(REQUIREMENT) What lines in the following entries hold the word "name"? Copy each one.

(DATA)

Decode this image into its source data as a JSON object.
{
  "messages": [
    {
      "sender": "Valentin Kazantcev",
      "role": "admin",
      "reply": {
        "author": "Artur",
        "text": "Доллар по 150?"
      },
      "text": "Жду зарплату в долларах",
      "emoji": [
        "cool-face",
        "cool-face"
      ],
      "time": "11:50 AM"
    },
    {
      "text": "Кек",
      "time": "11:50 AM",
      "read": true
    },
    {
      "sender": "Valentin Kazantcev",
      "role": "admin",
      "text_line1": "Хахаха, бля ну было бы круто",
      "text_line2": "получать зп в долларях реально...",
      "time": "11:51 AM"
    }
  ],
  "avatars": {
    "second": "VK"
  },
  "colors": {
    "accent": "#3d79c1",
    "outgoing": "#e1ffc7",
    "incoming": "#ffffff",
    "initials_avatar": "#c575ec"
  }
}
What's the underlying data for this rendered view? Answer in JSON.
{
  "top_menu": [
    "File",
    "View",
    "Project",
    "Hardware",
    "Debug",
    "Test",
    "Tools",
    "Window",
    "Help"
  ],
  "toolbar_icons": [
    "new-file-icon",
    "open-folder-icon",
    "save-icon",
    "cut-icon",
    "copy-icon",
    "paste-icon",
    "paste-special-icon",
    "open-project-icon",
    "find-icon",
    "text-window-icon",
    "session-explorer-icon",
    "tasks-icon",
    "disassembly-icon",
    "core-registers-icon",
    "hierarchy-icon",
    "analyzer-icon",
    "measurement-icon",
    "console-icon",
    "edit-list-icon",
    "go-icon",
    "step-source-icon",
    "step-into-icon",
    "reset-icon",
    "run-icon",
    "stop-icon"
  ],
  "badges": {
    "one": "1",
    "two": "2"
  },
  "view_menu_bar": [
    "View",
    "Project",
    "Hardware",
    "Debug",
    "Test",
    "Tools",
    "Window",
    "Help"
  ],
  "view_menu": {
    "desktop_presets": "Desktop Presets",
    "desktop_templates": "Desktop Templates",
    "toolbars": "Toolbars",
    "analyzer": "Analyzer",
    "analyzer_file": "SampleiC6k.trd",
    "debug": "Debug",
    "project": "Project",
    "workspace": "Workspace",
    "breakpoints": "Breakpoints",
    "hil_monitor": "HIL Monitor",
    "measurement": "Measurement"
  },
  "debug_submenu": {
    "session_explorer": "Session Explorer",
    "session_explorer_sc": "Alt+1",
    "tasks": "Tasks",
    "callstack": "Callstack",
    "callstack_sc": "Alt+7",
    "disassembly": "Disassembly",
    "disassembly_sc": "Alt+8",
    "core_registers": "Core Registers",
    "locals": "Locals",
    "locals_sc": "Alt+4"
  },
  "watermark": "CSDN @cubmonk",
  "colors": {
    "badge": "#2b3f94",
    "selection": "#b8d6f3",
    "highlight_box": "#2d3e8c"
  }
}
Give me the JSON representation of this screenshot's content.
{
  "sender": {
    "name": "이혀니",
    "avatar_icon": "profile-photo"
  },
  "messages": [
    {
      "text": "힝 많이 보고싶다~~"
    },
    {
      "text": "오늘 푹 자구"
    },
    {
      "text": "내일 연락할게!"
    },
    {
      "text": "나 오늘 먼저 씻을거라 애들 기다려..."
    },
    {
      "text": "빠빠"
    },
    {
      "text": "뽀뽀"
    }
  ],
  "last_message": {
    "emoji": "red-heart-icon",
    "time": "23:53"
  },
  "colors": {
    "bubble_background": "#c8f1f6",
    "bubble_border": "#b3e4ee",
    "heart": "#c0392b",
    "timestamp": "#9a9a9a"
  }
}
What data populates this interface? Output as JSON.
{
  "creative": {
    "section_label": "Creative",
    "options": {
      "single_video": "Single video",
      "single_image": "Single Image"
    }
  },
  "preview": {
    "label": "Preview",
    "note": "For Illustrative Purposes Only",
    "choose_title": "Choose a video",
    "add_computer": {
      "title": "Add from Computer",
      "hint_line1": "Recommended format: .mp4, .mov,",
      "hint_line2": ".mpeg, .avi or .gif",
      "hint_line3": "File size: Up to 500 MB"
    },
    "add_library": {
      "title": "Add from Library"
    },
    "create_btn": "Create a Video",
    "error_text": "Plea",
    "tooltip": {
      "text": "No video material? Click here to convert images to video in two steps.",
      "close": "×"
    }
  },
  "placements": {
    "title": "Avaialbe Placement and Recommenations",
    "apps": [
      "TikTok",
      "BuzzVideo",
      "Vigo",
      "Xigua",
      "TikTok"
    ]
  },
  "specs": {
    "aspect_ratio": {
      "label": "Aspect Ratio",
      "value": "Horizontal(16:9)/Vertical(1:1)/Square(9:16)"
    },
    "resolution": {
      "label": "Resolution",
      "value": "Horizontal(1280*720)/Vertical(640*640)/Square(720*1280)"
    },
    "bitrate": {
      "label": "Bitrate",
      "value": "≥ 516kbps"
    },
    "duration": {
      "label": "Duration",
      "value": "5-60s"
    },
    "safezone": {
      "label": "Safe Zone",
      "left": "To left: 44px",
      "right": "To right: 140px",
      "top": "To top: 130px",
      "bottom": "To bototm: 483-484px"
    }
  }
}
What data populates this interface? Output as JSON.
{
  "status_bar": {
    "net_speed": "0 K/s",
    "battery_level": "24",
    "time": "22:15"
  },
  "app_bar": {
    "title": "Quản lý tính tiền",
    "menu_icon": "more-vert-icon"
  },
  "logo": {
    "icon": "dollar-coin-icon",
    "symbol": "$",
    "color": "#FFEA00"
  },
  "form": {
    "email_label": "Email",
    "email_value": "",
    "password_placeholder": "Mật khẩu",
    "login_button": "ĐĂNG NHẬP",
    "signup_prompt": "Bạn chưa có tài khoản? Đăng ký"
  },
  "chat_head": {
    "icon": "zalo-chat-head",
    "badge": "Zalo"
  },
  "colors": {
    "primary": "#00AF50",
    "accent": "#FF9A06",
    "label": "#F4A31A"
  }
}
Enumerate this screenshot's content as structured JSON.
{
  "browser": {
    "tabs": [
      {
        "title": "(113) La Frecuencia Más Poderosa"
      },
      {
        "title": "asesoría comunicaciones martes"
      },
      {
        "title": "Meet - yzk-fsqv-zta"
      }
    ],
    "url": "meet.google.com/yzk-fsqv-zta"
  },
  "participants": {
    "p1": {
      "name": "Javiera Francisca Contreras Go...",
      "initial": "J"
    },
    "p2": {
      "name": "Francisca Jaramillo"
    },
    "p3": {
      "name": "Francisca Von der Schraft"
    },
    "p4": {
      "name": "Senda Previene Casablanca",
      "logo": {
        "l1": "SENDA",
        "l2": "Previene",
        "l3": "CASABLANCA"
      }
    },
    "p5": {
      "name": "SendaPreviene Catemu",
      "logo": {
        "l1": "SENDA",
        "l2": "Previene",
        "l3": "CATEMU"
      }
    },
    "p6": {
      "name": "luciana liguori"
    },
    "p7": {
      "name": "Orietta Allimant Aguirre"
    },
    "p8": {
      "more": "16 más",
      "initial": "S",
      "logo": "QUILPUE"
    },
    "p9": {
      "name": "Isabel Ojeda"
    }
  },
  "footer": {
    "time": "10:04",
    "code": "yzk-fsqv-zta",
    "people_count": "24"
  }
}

(TASK OUTPUT)
    "name": "이혀니",
      "name": "Javiera Francisca Contreras Go...",
      "name": "Francisca Jaramillo"
      "name": "Francisca Von der Schraft"
      "name": "Senda Previene Casablanca",
      "name": "SendaPreviene Catemu",
      "name": "luciana liguori"
      "name": "Orietta Allimant Aguirre"
      "name": "Isabel Ojeda"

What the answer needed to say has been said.